Categories: UNSUCCESSFUL BRONCHOSCOPY FOR FOREIGN BODIES
Sources: A Manual Of Peroral Endoscopy And Laryngeal Surgery
Bronchoscopy should be done in all cases of chronic
pulmonary abscess and bronchiectasis even though radiographic study
reveals no shadow of foreign body. The patient by assuming a posture
with the head lowered is urged to expel spontaneously all the pus
possible, before the bronchoscopy. The aspirating bronchoscope (Fig.
2, E) is often useful in cases where large amounts of secretion may be
anticipated. Granulations may require removal with forceps and
sponging. Disturbed granulations result in bleeding which further
hampers the operation; therefore, they should not be touched until
ready to apply the forceps, unless it is impossible to study the
presentation without disturbing them. For this reason secretions

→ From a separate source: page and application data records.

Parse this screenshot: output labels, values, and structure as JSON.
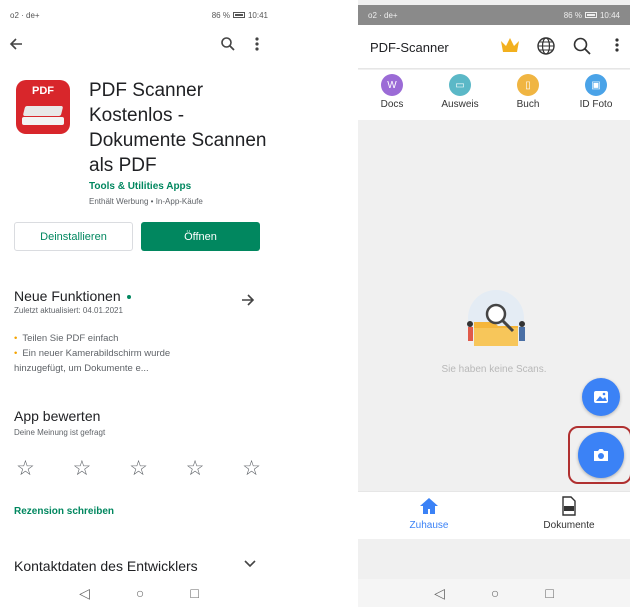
{
  "left": {
    "status": {
      "carrier": "o2 · de+",
      "battery": "86 %",
      "time": "10:41"
    },
    "app": {
      "icon_badge": "PDF",
      "title": "PDF Scanner Kostenlos - Dokumente Scannen als PDF",
      "developer": "Tools & Utilities Apps",
      "tags": "Enthält Werbung • In-App-Käufe"
    },
    "buttons": {
      "uninstall": "Deinstallieren",
      "open": "Öffnen"
    },
    "whats_new": {
      "title": "Neue Funktionen",
      "updated": "Zuletzt aktualisiert: 04.01.2021",
      "line1": "Teilen Sie PDF einfach",
      "line2": "Ein neuer Kamerabildschirm wurde hinzugefügt, um Dokumente e..."
    },
    "rate": {
      "title": "App bewerten",
      "subtitle": "Deine Meinung ist gefragt"
    },
    "review_link": "Rezension schreiben",
    "contact_title": "Kontaktdaten des Entwicklers"
  },
  "right": {
    "status": {
      "carrier": "o2 · de+",
      "battery": "86 %",
      "time": "10:44"
    },
    "header": {
      "title": "PDF-Scanner"
    },
    "categories": [
      {
        "label": "Docs",
        "color": "#9b6bd6",
        "glyph": "W"
      },
      {
        "label": "Ausweis",
        "color": "#5bb8c7",
        "glyph": "▭"
      },
      {
        "label": "Buch",
        "color": "#f0b542",
        "glyph": "▯"
      },
      {
        "label": "ID Foto",
        "color": "#4aa3e8",
        "glyph": "▣"
      }
    ],
    "empty_text": "Sie haben keine Scans.",
    "tabs": {
      "home": "Zuhause",
      "docs": "Dokumente"
    }
  },
  "colors": {
    "play_green": "#01875f",
    "accent_blue": "#3b82f6",
    "highlight": "#b03030"
  },
  "icons": [
    "back-arrow-icon",
    "search-icon",
    "more-vert-icon",
    "arrow-right-icon",
    "star-icon",
    "chevron-down-icon",
    "crown-icon",
    "globe-icon",
    "gallery-icon",
    "camera-icon",
    "home-icon",
    "pdf-document-icon"
  ]
}
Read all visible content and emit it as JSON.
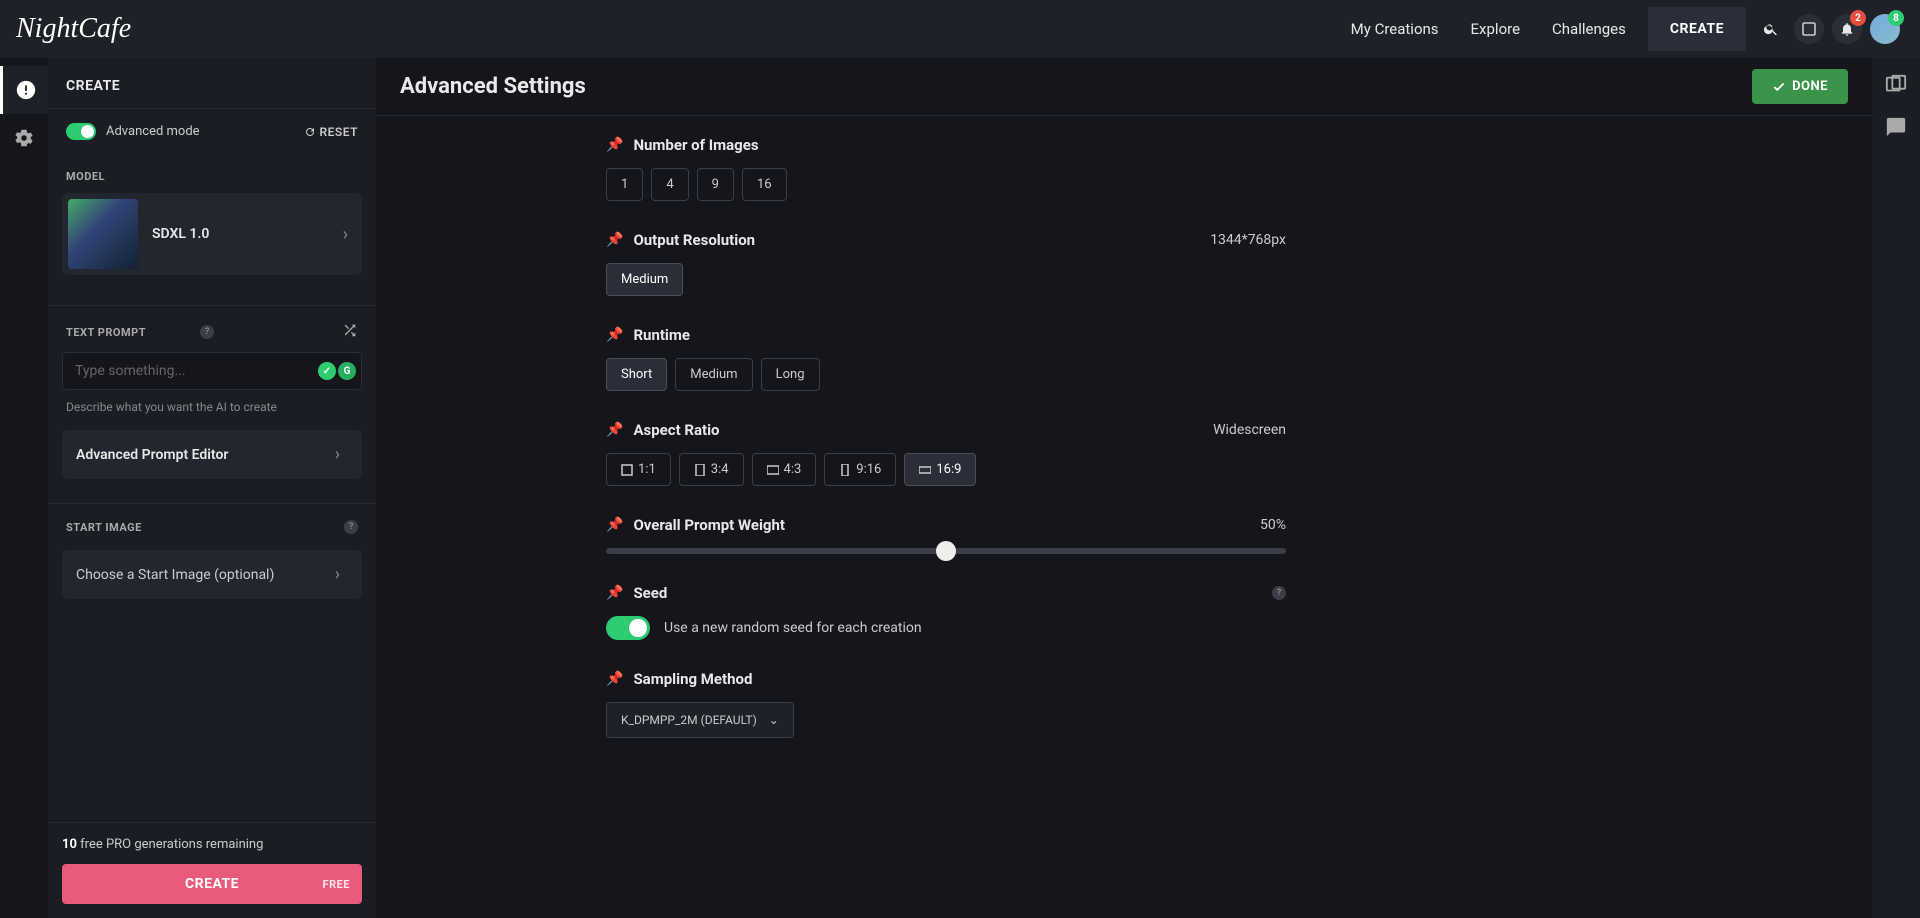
{
  "topbar": {
    "logo": "NightCafe",
    "nav": {
      "my_creations": "My Creations",
      "explore": "Explore",
      "challenges": "Challenges"
    },
    "create": "CREATE",
    "notif_count": "2",
    "avatar_count": "8"
  },
  "sidebar": {
    "create_header": "CREATE",
    "advanced_mode": "Advanced mode",
    "reset": "RESET",
    "model_label": "MODEL",
    "model_name": "SDXL 1.0",
    "text_prompt_label": "TEXT PROMPT",
    "prompt_placeholder": "Type something...",
    "prompt_hint": "Describe what you want the AI to create",
    "advanced_editor": "Advanced Prompt Editor",
    "start_image_label": "START IMAGE",
    "start_image_hint": "Choose a Start Image (optional)",
    "credits_count": "10",
    "credits_text": " free PRO generations remaining",
    "create_btn": "CREATE",
    "free_tag": "FREE"
  },
  "content": {
    "title": "Advanced Settings",
    "done": "DONE",
    "number_of_images": {
      "title": "Number of Images",
      "options": [
        "1",
        "4",
        "9",
        "16"
      ]
    },
    "output_resolution": {
      "title": "Output Resolution",
      "value": "1344*768px",
      "option": "Medium"
    },
    "runtime": {
      "title": "Runtime",
      "options": [
        "Short",
        "Medium",
        "Long"
      ],
      "active": "Short"
    },
    "aspect_ratio": {
      "title": "Aspect Ratio",
      "value": "Widescreen",
      "options": [
        "1:1",
        "3:4",
        "4:3",
        "9:16",
        "16:9"
      ],
      "active": "16:9"
    },
    "prompt_weight": {
      "title": "Overall Prompt Weight",
      "value": "50%"
    },
    "seed": {
      "title": "Seed",
      "label": "Use a new random seed for each creation"
    },
    "sampling": {
      "title": "Sampling Method",
      "value": "K_DPMPP_2M (DEFAULT)"
    }
  }
}
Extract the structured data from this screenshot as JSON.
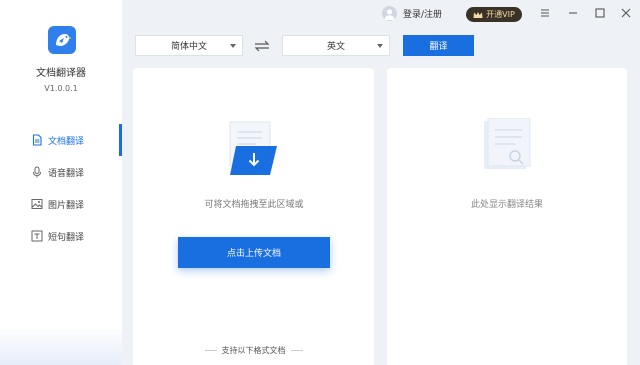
{
  "app": {
    "name": "文档翻译器",
    "version": "V1.0.0.1",
    "logo_icon": "bird-logo-icon",
    "accent": "#1a6fe0"
  },
  "titlebar": {
    "login_label": "登录/注册",
    "vip_label": "开通VIP",
    "menu_icon": "hamburger-menu-icon",
    "minimize_icon": "minimize-icon",
    "maximize_icon": "maximize-icon",
    "close_icon": "close-icon"
  },
  "sidebar": {
    "items": [
      {
        "label": "文档翻译",
        "icon": "document-icon",
        "active": true
      },
      {
        "label": "语音翻译",
        "icon": "microphone-icon",
        "active": false
      },
      {
        "label": "图片翻译",
        "icon": "image-icon",
        "active": false
      },
      {
        "label": "短句翻译",
        "icon": "text-icon",
        "active": false
      }
    ]
  },
  "lang_bar": {
    "source_lang": "简体中文",
    "target_lang": "英文",
    "swap_icon": "swap-arrows-icon",
    "translate_label": "翻译"
  },
  "upload_panel": {
    "hint": "可将文档拖拽至此区域或",
    "upload_label": "点击上传文档",
    "formats_label": "支持以下格式文档"
  },
  "result_panel": {
    "hint": "此处显示翻译结果"
  }
}
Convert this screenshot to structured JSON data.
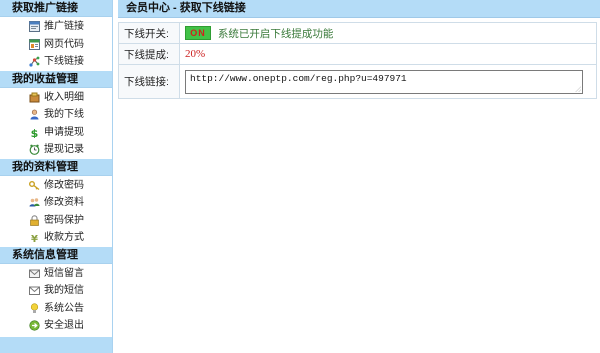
{
  "sidebar": {
    "sections": [
      {
        "title": "获取推广链接",
        "items": [
          {
            "label": "推广链接",
            "icon": "window-icon"
          },
          {
            "label": "网页代码",
            "icon": "webpage-icon"
          },
          {
            "label": "下线链接",
            "icon": "network-icon"
          }
        ]
      },
      {
        "title": "我的收益管理",
        "items": [
          {
            "label": "收入明细",
            "icon": "money-box-icon"
          },
          {
            "label": "我的下线",
            "icon": "user-icon"
          },
          {
            "label": "申请提现",
            "icon": "dollar-icon"
          },
          {
            "label": "提现记录",
            "icon": "clock-icon"
          }
        ]
      },
      {
        "title": "我的资料管理",
        "items": [
          {
            "label": "修改密码",
            "icon": "key-icon"
          },
          {
            "label": "修改资料",
            "icon": "users-icon"
          },
          {
            "label": "密码保护",
            "icon": "lock-icon"
          },
          {
            "label": "收款方式",
            "icon": "yen-icon"
          }
        ]
      },
      {
        "title": "系统信息管理",
        "items": [
          {
            "label": "短信留言",
            "icon": "envelope-icon"
          },
          {
            "label": "我的短信",
            "icon": "mail-icon"
          },
          {
            "label": "系统公告",
            "icon": "lightbulb-icon"
          },
          {
            "label": "安全退出",
            "icon": "exit-icon"
          }
        ]
      }
    ]
  },
  "main": {
    "header": "会员中心 - 获取下线链接",
    "switch_label": "下线开关:",
    "switch_badge": "ON",
    "switch_text": "系统已开启下线提成功能",
    "commission_label": "下线提成:",
    "commission_value": "20%",
    "link_label": "下线链接:",
    "link_value": "http://www.oneptp.com/reg.php?u=497971"
  },
  "colors": {
    "header_bg": "#b4dcf7",
    "on_badge_bg": "#42c247",
    "on_badge_text": "#d41e1e",
    "commission_text": "#cc1f1f"
  }
}
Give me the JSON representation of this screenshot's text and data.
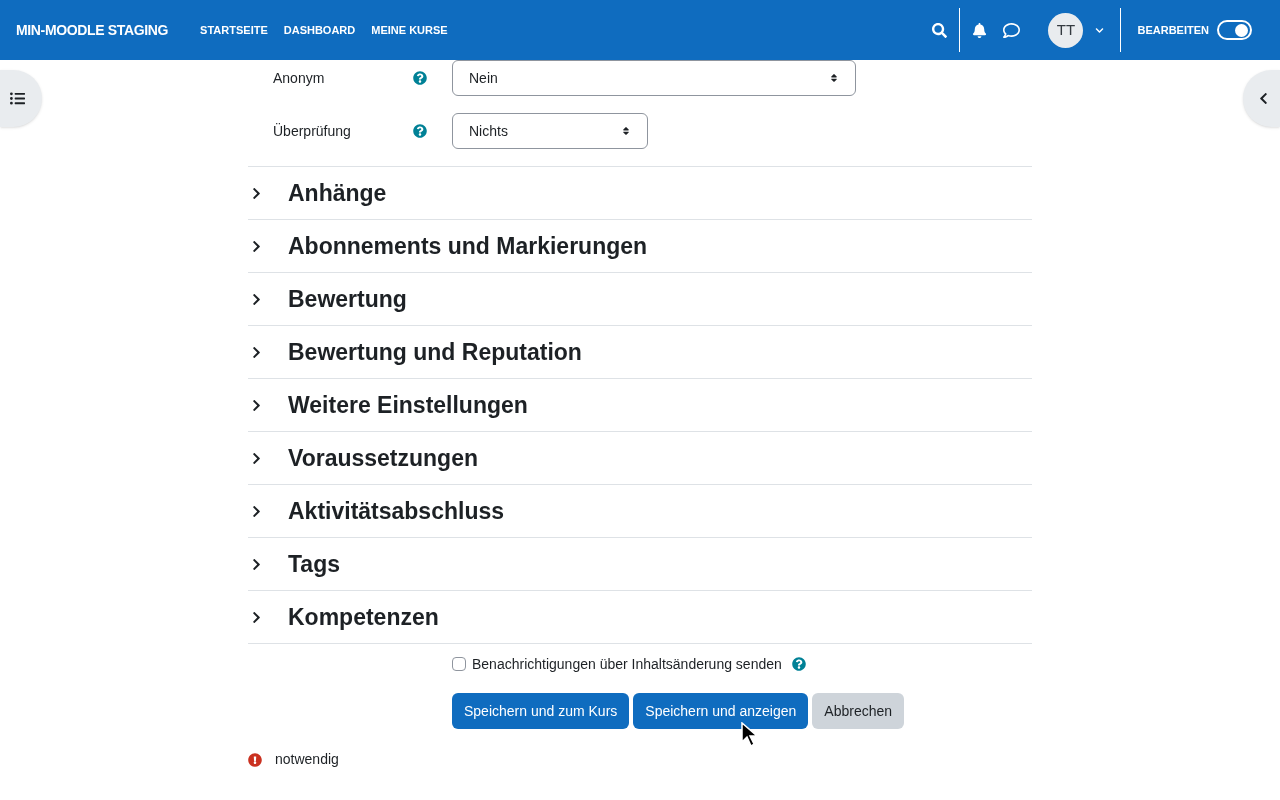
{
  "navbar": {
    "brand": "MIN-MOODLE STAGING",
    "links": [
      "STARTSEITE",
      "DASHBOARD",
      "MEINE KURSE"
    ],
    "avatar": "TT",
    "edit_mode": {
      "label": "BEARBEITEN",
      "on": true
    }
  },
  "fields": [
    {
      "label": "Anonym",
      "value": "Nein",
      "wide": true
    },
    {
      "label": "Überprüfung",
      "value": "Nichts",
      "wide": false
    }
  ],
  "sections": [
    {
      "title": "Anhänge",
      "expanded": false
    },
    {
      "title": "Abonnements und Markierungen",
      "expanded": false
    },
    {
      "title": "Bewertung",
      "expanded": false
    },
    {
      "title": "Bewertung und Reputation",
      "expanded": false
    },
    {
      "title": "Weitere Einstellungen",
      "expanded": false
    },
    {
      "title": "Voraussetzungen",
      "expanded": false
    },
    {
      "title": "Aktivitätsabschluss",
      "expanded": false
    },
    {
      "title": "Tags",
      "expanded": false
    },
    {
      "title": "Kompetenzen",
      "expanded": false
    }
  ],
  "notify": {
    "label": "Benachrichtigungen über Inhaltsänderung senden",
    "checked": false
  },
  "buttons": [
    {
      "label": "Speichern und zum Kurs",
      "kind": "primary"
    },
    {
      "label": "Speichern und anzeigen",
      "kind": "primary"
    },
    {
      "label": "Abbrechen",
      "kind": "secondary"
    }
  ],
  "required_note": "notwendig"
}
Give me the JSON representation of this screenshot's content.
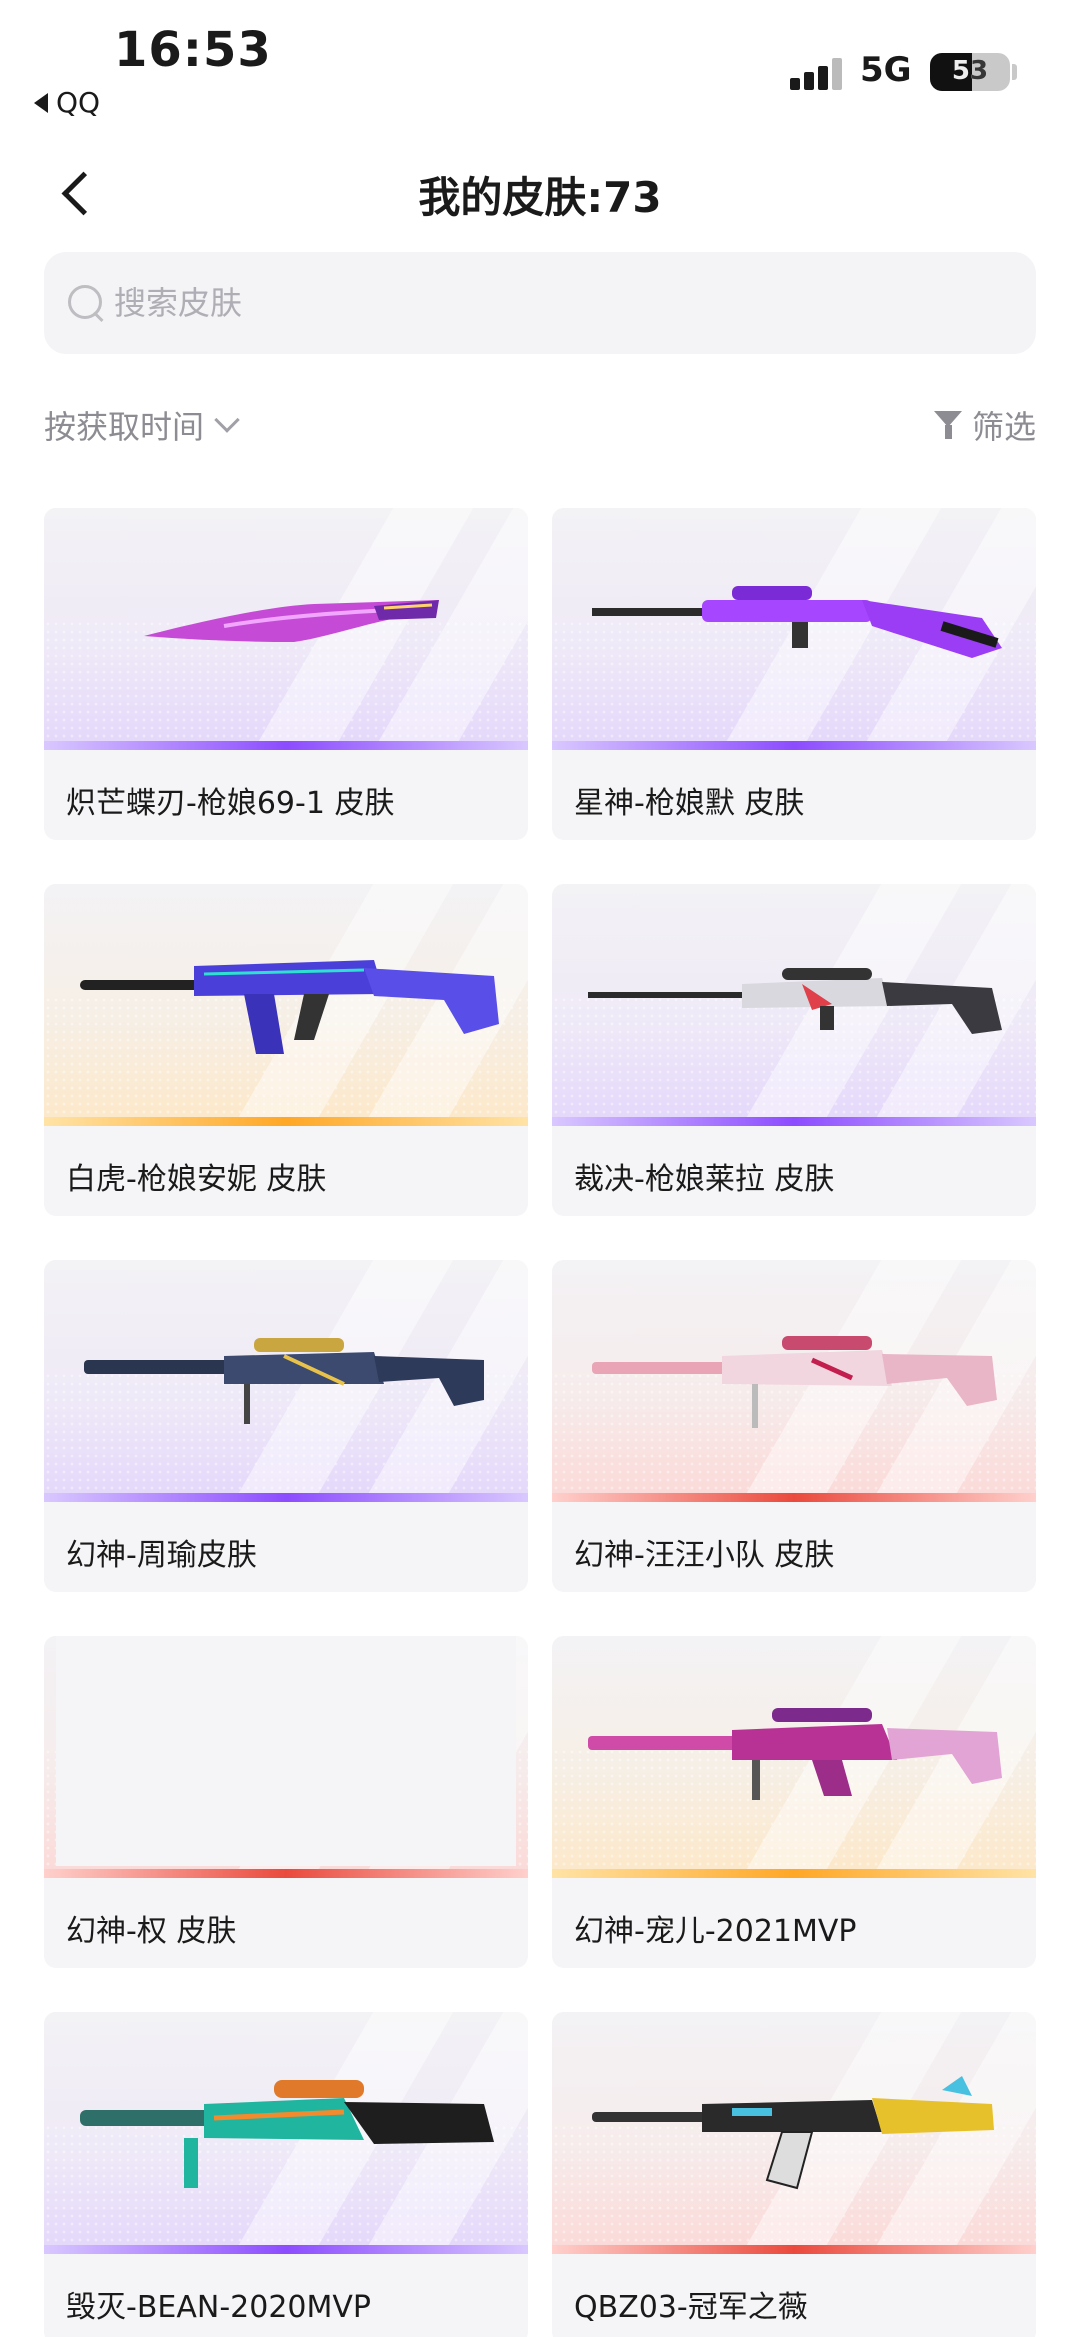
{
  "status": {
    "time": "16:53",
    "back_app": "QQ",
    "network": "5G",
    "battery": "53"
  },
  "nav": {
    "title": "我的皮肤:73"
  },
  "search": {
    "placeholder": "搜索皮肤"
  },
  "toolbar": {
    "sort_label": "按获取时间",
    "filter_label": "筛选"
  },
  "colors": {
    "purple": "#8c4cff",
    "orange": "#ffa726",
    "red": "#ea4a3d"
  },
  "skins": [
    {
      "name": "炽芒蝶刃-枪娘69-1 皮肤",
      "rarity": "purple",
      "icon": "knife-icon"
    },
    {
      "name": "星神-枪娘默 皮肤",
      "rarity": "purple",
      "icon": "rifle-icon"
    },
    {
      "name": "白虎-枪娘安妮 皮肤",
      "rarity": "orange",
      "icon": "assault-rifle-icon"
    },
    {
      "name": "裁决-枪娘莱拉 皮肤",
      "rarity": "purple",
      "icon": "sniper-rifle-icon"
    },
    {
      "name": "幻神-周瑜皮肤",
      "rarity": "purple",
      "icon": "sniper-rifle-icon"
    },
    {
      "name": "幻神-汪汪小队 皮肤",
      "rarity": "red",
      "icon": "sniper-rifle-icon"
    },
    {
      "name": "幻神-权 皮肤",
      "rarity": "red",
      "icon": "empty-image-icon"
    },
    {
      "name": "幻神-宠儿-2021MVP",
      "rarity": "orange",
      "icon": "sniper-rifle-icon"
    },
    {
      "name": "毁灭-BEAN-2020MVP",
      "rarity": "purple",
      "icon": "heavy-sniper-icon"
    },
    {
      "name": "QBZ03-冠军之薇",
      "rarity": "red",
      "icon": "assault-rifle-icon"
    }
  ]
}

hiding a foreign body should be removed with the aspirating tube (Fig.
9) rather than by swabbing or sponge-pumping, when the bronchoscopic
tube-mouth is close to the foreign body. It is inadvisable, however,
to insert a forceps into a mass of granulations to grope blindly for a
foreign body, with no knowledge of the presentation, the forceps
spaces, or the location of branch-bronchial orifices into which one
blade of the forceps may go. Dilatation of a stricture may be
necessary, and may be accomplished by the forms of bronchial dilators
shown in Fig. 25. The hollow type of dilator is to be used in cases in
which the foreign body is held in the stricture (Fig. 83). This
dilator may be pushed down over the stem of such an object as a tack,
and the stricture dilated without the risk of pushing the object
downward. It is only rarely, however, that the point of a tack is
free. Dense cicatricial tissue may require incision or excision.
Internal bronchotomy is doubtless, a very dangerous procedure,
though no fatalities have occurred in any of the three cases in the
Bronchoscopic Clinic. It is advisable only as a last resort.